EXERCISE GOAL: What is the number of lines below that contain the string "screenshot"? Give it and nothing else.

━━━━━━━━━━━━━━━━━━━━━━━━━━━━━━

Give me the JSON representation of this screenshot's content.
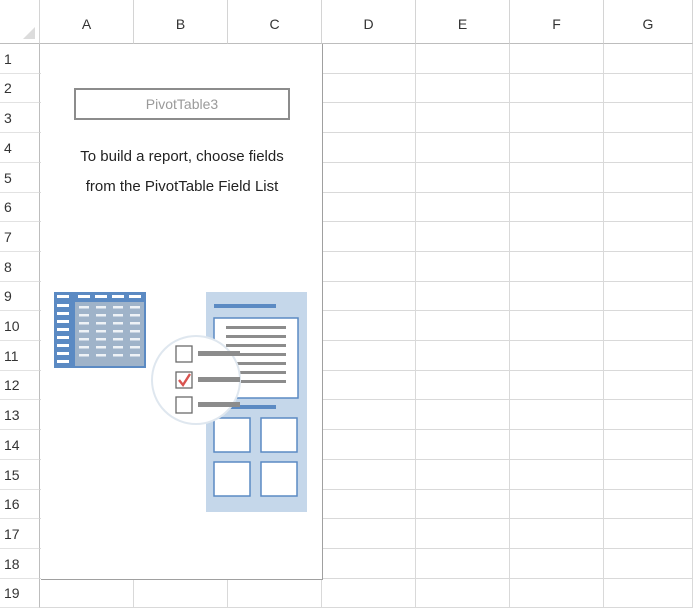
{
  "columns": [
    "A",
    "B",
    "C",
    "D",
    "E",
    "F",
    "G"
  ],
  "rows": [
    "1",
    "2",
    "3",
    "4",
    "5",
    "6",
    "7",
    "8",
    "9",
    "10",
    "11",
    "12",
    "13",
    "14",
    "15",
    "16",
    "17",
    "18",
    "19"
  ],
  "pivot": {
    "name": "PivotTable3",
    "instruction_line1": "To build a report, choose fields",
    "instruction_line2": "from the PivotTable Field List"
  },
  "colors": {
    "blue_dark": "#5b8ac3",
    "blue_light": "#c5d7ea",
    "check_red": "#d9534f",
    "gray_mid": "#8c8c8c"
  }
}
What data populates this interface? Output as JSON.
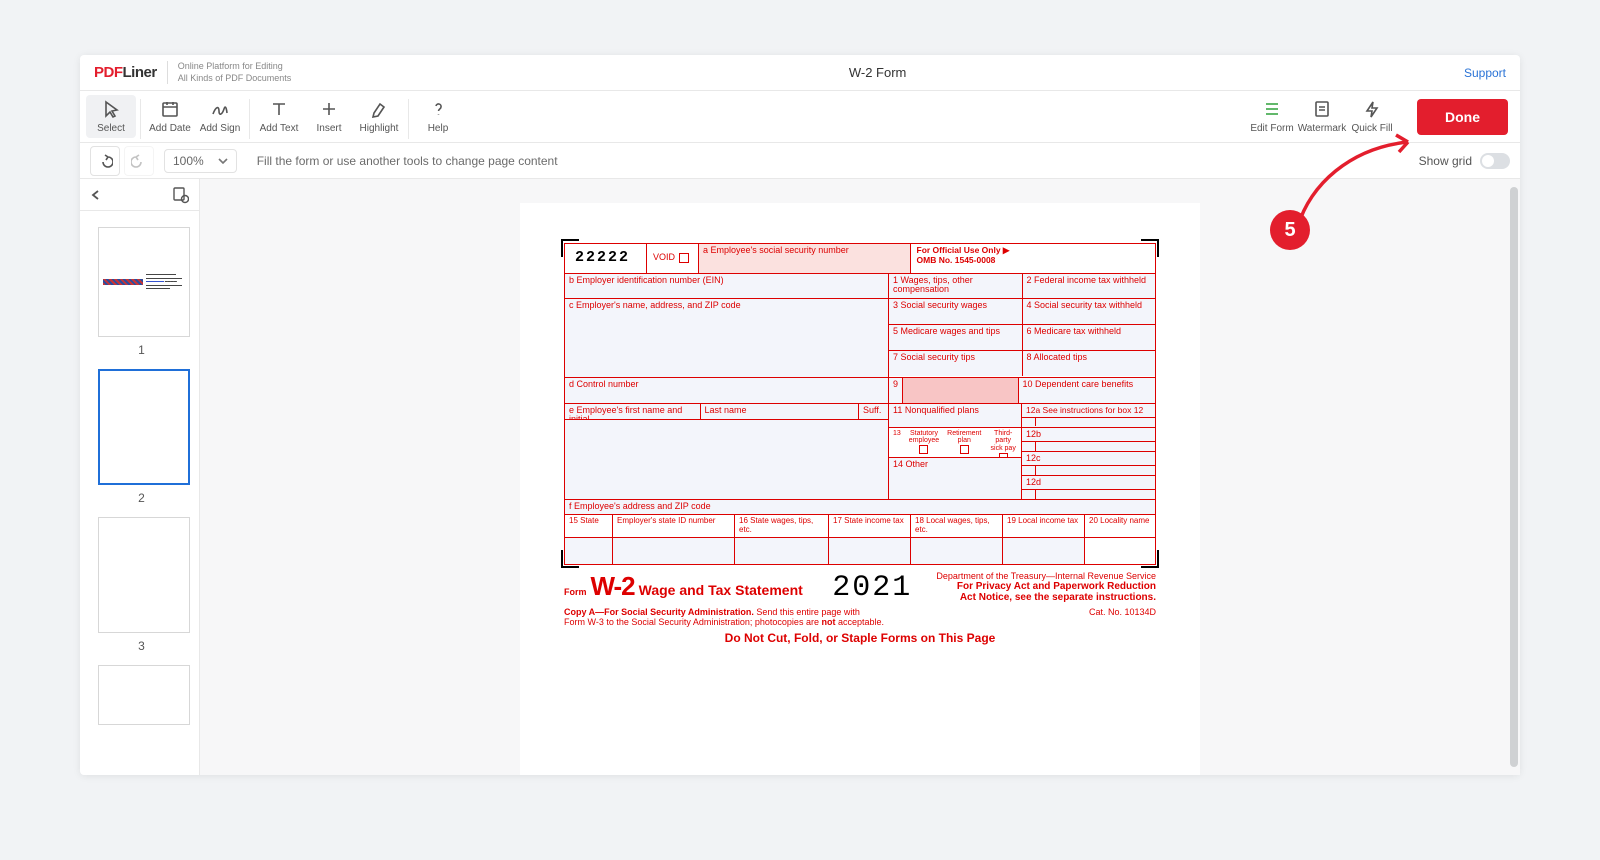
{
  "brand": {
    "p": "PDF",
    "l": "Liner",
    "sub1": "Online Platform for Editing",
    "sub2": "All Kinds of PDF Documents"
  },
  "title": "W-2 Form",
  "support": "Support",
  "toolbar": {
    "select": "Select",
    "addDate": "Add Date",
    "addSign": "Add Sign",
    "addText": "Add Text",
    "insert": "Insert",
    "highlight": "Highlight",
    "help": "Help",
    "editForm": "Edit Form",
    "watermark": "Watermark",
    "quickFill": "Quick Fill",
    "done": "Done"
  },
  "subbar": {
    "zoom": "100%",
    "hint": "Fill the form or use another tools to change page content",
    "showGrid": "Show grid"
  },
  "thumbs": {
    "p1": "1",
    "p2": "2",
    "p3": "3"
  },
  "annotation": {
    "num": "5"
  },
  "w2": {
    "num": "22222",
    "void": "VOID",
    "a": "a  Employee's social security number",
    "offUse": "For Official Use Only  ▶",
    "omb": "OMB No. 1545-0008",
    "b": "b  Employer identification number (EIN)",
    "l1": "1   Wages, tips, other compensation",
    "l2": "2   Federal income tax withheld",
    "c": "c  Employer's name, address, and ZIP code",
    "l3": "3   Social security wages",
    "l4": "4   Social security tax withheld",
    "l5": "5   Medicare wages and tips",
    "l6": "6   Medicare tax withheld",
    "l7": "7   Social security tips",
    "l8": "8   Allocated tips",
    "d": "d  Control number",
    "l9": "9",
    "l10": "10  Dependent care benefits",
    "e": "e  Employee's first name and initial",
    "eLast": "Last name",
    "eSuff": "Suff.",
    "l11": "11  Nonqualified plans",
    "l12a": "12a  See instructions for box 12",
    "l13": "13",
    "l13a": "Statutory employee",
    "l13b": "Retirement plan",
    "l13c": "Third-party sick pay",
    "l12b": "12b",
    "l14": "14  Other",
    "l12c": "12c",
    "l12d": "12d",
    "f": "f  Employee's address and ZIP code",
    "l15": "15  State",
    "l15b": "Employer's state ID number",
    "l16": "16  State wages, tips, etc.",
    "l17": "17  State income tax",
    "l18": "18  Local wages, tips, etc.",
    "l19": "19  Local income tax",
    "l20": "20  Locality name",
    "form": "Form",
    "w2t": "W-2",
    "wage": "Wage and Tax Statement",
    "year": "2021",
    "dept": "Department of the Treasury—Internal Revenue Service",
    "priv1": "For Privacy Act and Paperwork Reduction",
    "priv2": "Act Notice, see the separate instructions.",
    "copyA": "Copy A—For Social Security Administration.",
    "copyA2": " Send this entire page with",
    "copyA3": "Form W-3 to the Social Security Administration; photocopies are ",
    "copyA3b": "not",
    "copyA3c": " acceptable.",
    "cat": "Cat. No. 10134D",
    "noCut": "Do Not Cut, Fold, or Staple Forms on This Page"
  }
}
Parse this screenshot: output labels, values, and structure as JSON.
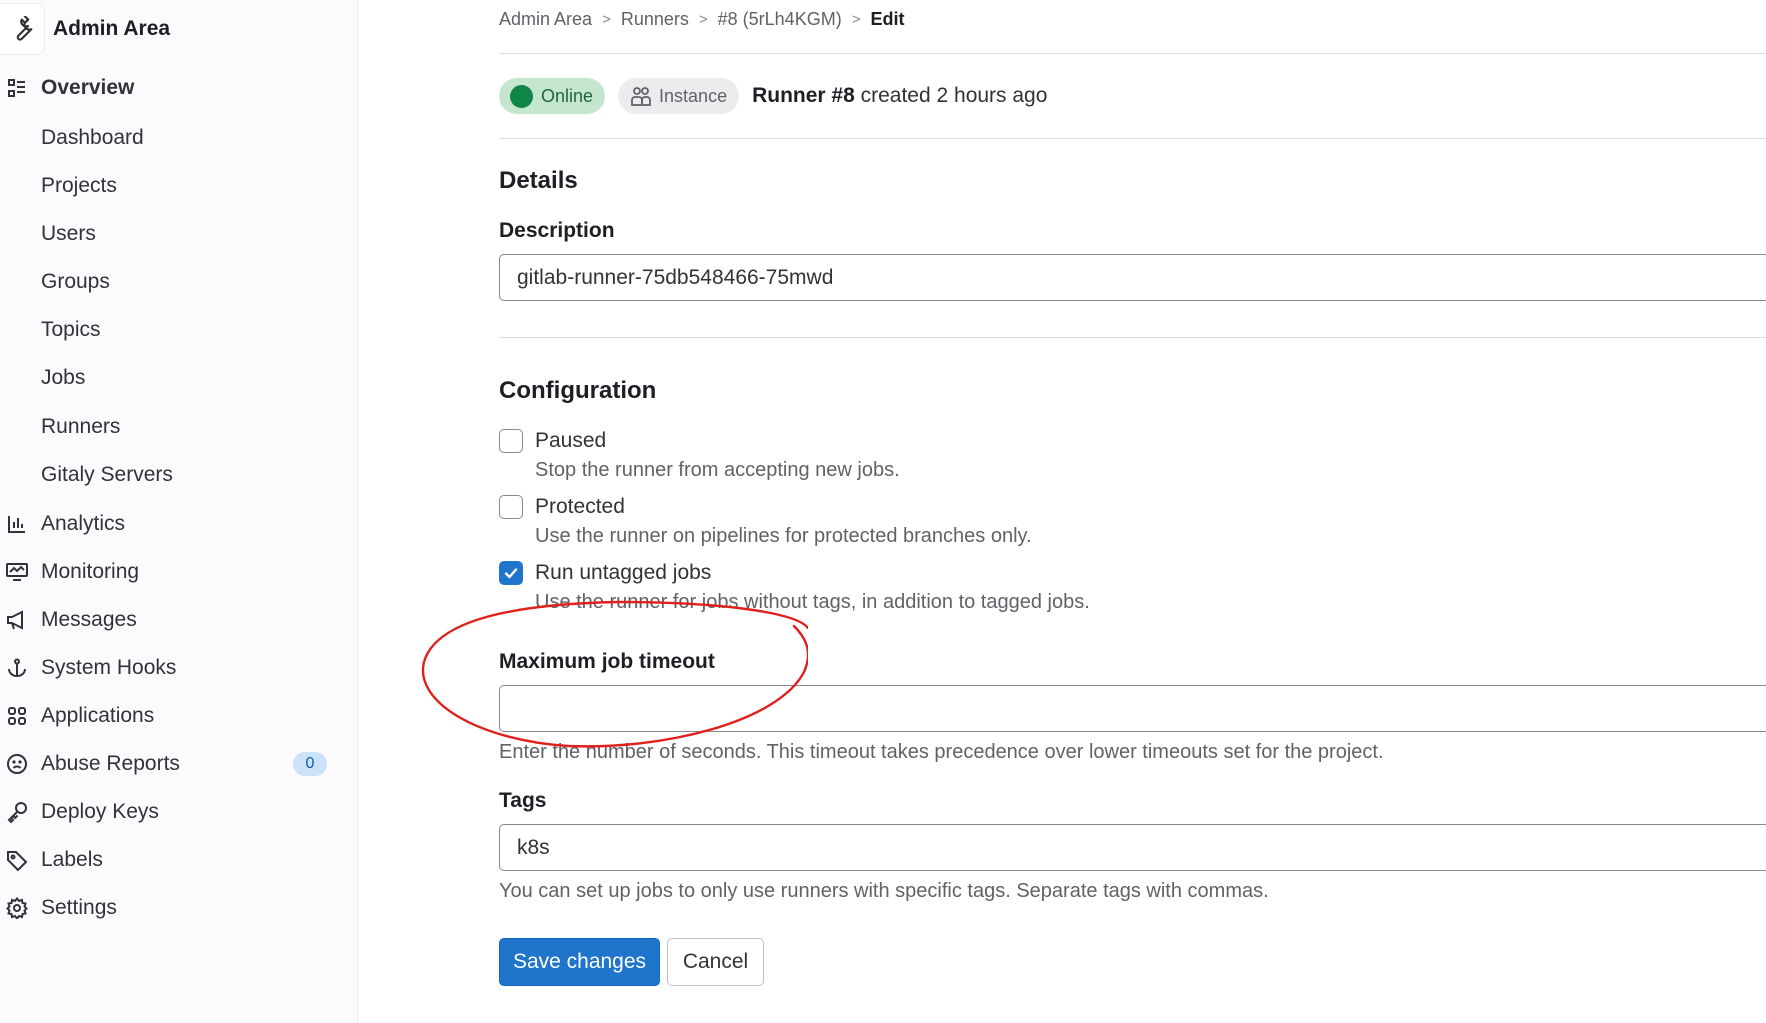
{
  "sidebar": {
    "title": "Admin Area",
    "items": [
      {
        "name": "overview",
        "label": "Overview",
        "icon": "overview-icon"
      },
      {
        "name": "dashboard",
        "label": "Dashboard"
      },
      {
        "name": "projects",
        "label": "Projects"
      },
      {
        "name": "users",
        "label": "Users"
      },
      {
        "name": "groups",
        "label": "Groups"
      },
      {
        "name": "topics",
        "label": "Topics"
      },
      {
        "name": "jobs",
        "label": "Jobs"
      },
      {
        "name": "runners",
        "label": "Runners"
      },
      {
        "name": "gitaly-servers",
        "label": "Gitaly Servers"
      },
      {
        "name": "analytics",
        "label": "Analytics",
        "icon": "chart-icon"
      },
      {
        "name": "monitoring",
        "label": "Monitoring",
        "icon": "monitor-icon"
      },
      {
        "name": "messages",
        "label": "Messages",
        "icon": "bullhorn-icon"
      },
      {
        "name": "system-hooks",
        "label": "System Hooks",
        "icon": "anchor-icon"
      },
      {
        "name": "applications",
        "label": "Applications",
        "icon": "applications-icon"
      },
      {
        "name": "abuse-reports",
        "label": "Abuse Reports",
        "icon": "sad-face-icon",
        "badge": "0"
      },
      {
        "name": "deploy-keys",
        "label": "Deploy Keys",
        "icon": "key-icon"
      },
      {
        "name": "labels",
        "label": "Labels",
        "icon": "label-icon"
      },
      {
        "name": "settings",
        "label": "Settings",
        "icon": "settings-icon"
      }
    ]
  },
  "breadcrumb": [
    "Admin Area",
    "Runners",
    "#8 (5rLh4KGM)",
    "Edit"
  ],
  "status": {
    "online": "Online",
    "instance": "Instance",
    "runner_name": "Runner #8",
    "created": "created 2 hours ago"
  },
  "details": {
    "heading": "Details",
    "description_label": "Description",
    "description_value": "gitlab-runner-75db548466-75mwd"
  },
  "configuration": {
    "heading": "Configuration",
    "paused": {
      "label": "Paused",
      "help": "Stop the runner from accepting new jobs.",
      "checked": false
    },
    "protected": {
      "label": "Protected",
      "help": "Use the runner on pipelines for protected branches only.",
      "checked": false
    },
    "untagged": {
      "label": "Run untagged jobs",
      "help": "Use the runner for jobs without tags, in addition to tagged jobs.",
      "checked": true
    },
    "timeout_label": "Maximum job timeout",
    "timeout_value": "",
    "timeout_help": "Enter the number of seconds. This timeout takes precedence over lower timeouts set for the project.",
    "tags_label": "Tags",
    "tags_value": "k8s",
    "tags_help": "You can set up jobs to only use runners with specific tags. Separate tags with commas."
  },
  "buttons": {
    "save": "Save changes",
    "cancel": "Cancel"
  },
  "colors": {
    "primary": "#1f75cb",
    "online": "#108548",
    "annotation": "#e0201b"
  }
}
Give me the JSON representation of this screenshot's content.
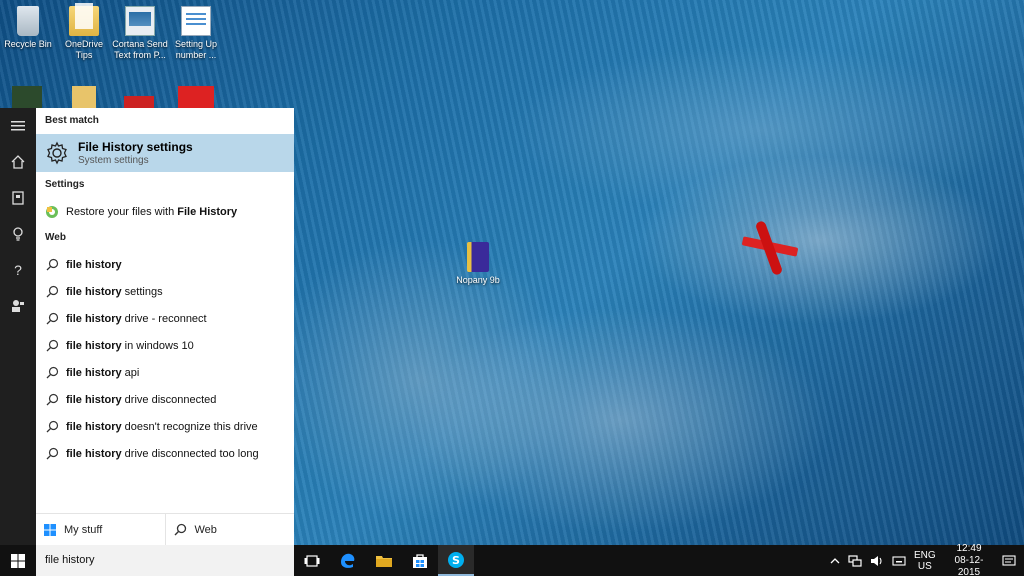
{
  "desktop": {
    "icons": [
      {
        "label": "Recycle Bin",
        "icon": "recycle-bin-icon"
      },
      {
        "label": "OneDrive Tips",
        "icon": "folder-icon"
      },
      {
        "label": "Cortana Send Text from P...",
        "icon": "screenshot-icon"
      },
      {
        "label": "Setting Up number ...",
        "icon": "document-icon"
      }
    ],
    "center_icon": {
      "label": "Nopany 9b",
      "icon": "book-icon"
    }
  },
  "search_panel": {
    "best_match_header": "Best match",
    "best_match": {
      "title": "File History settings",
      "subtitle": "System settings",
      "icon": "gear-icon"
    },
    "settings_header": "Settings",
    "settings_items": [
      {
        "prefix": "Restore your files with ",
        "bold": "File History",
        "icon": "file-history-icon"
      }
    ],
    "web_header": "Web",
    "web_items": [
      {
        "bold": "file history",
        "rest": ""
      },
      {
        "bold": "file history",
        "rest": " settings"
      },
      {
        "bold": "file history",
        "rest": " drive - reconnect"
      },
      {
        "bold": "file history",
        "rest": " in windows 10"
      },
      {
        "bold": "file history",
        "rest": " api"
      },
      {
        "bold": "file history",
        "rest": " drive disconnected"
      },
      {
        "bold": "file history",
        "rest": " doesn't recognize this drive"
      },
      {
        "bold": "file history",
        "rest": " drive disconnected too long"
      }
    ],
    "footer": {
      "my_stuff": "My stuff",
      "web": "Web"
    }
  },
  "rail": {
    "icons": [
      "hamburger-icon",
      "home-icon",
      "notebook-icon",
      "lightbulb-icon",
      "help-icon",
      "feedback-icon"
    ]
  },
  "taskbar": {
    "search_value": "file history",
    "apps": [
      "task-view-icon",
      "edge-icon",
      "file-explorer-icon",
      "store-icon",
      "skype-icon"
    ],
    "tray": {
      "lang_top": "ENG",
      "lang_bottom": "US",
      "time": "12:49",
      "date": "08-12-2015"
    }
  },
  "colors": {
    "selection": "#b9d7ea",
    "taskbar": "#111111",
    "rail": "#1f1f1f",
    "accent": "#1e90ff"
  }
}
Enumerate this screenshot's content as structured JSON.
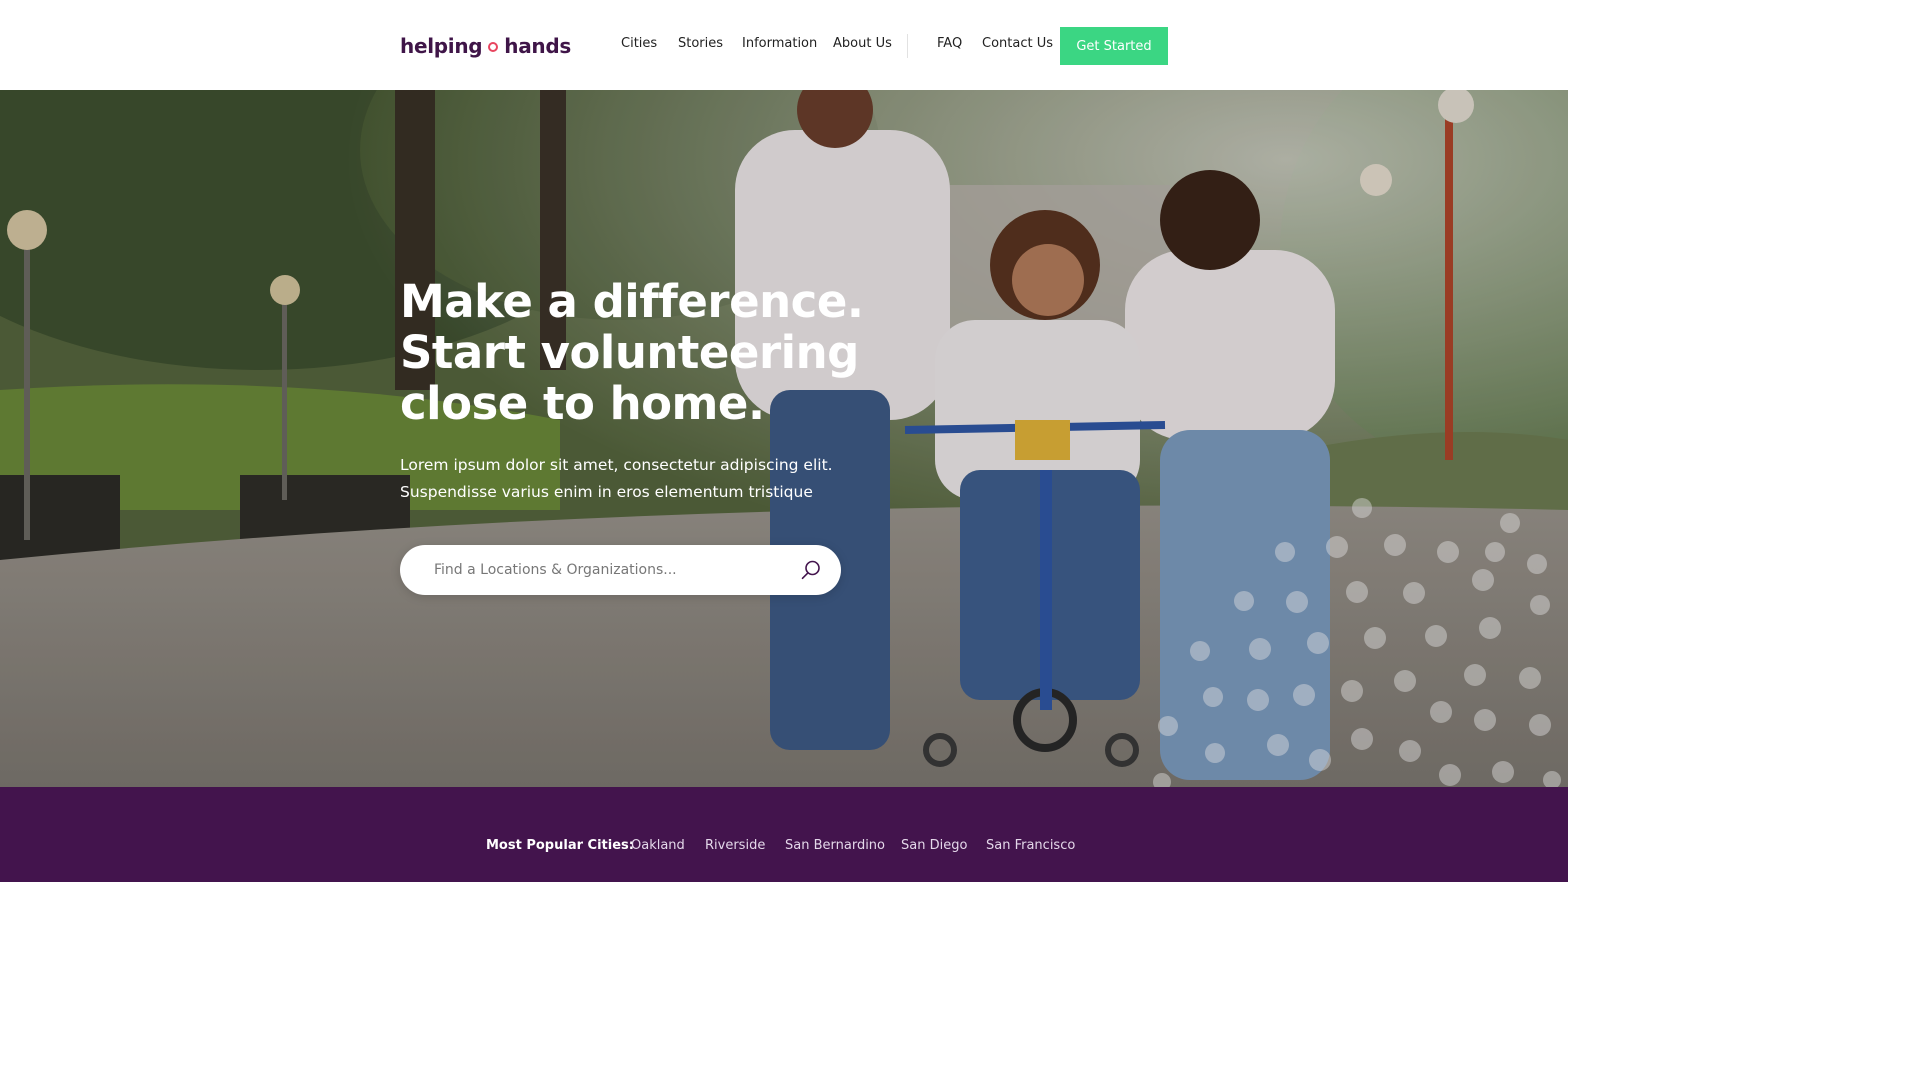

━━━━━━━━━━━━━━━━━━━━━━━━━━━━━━

SOLUTION FOR THIS EXERCISE: 5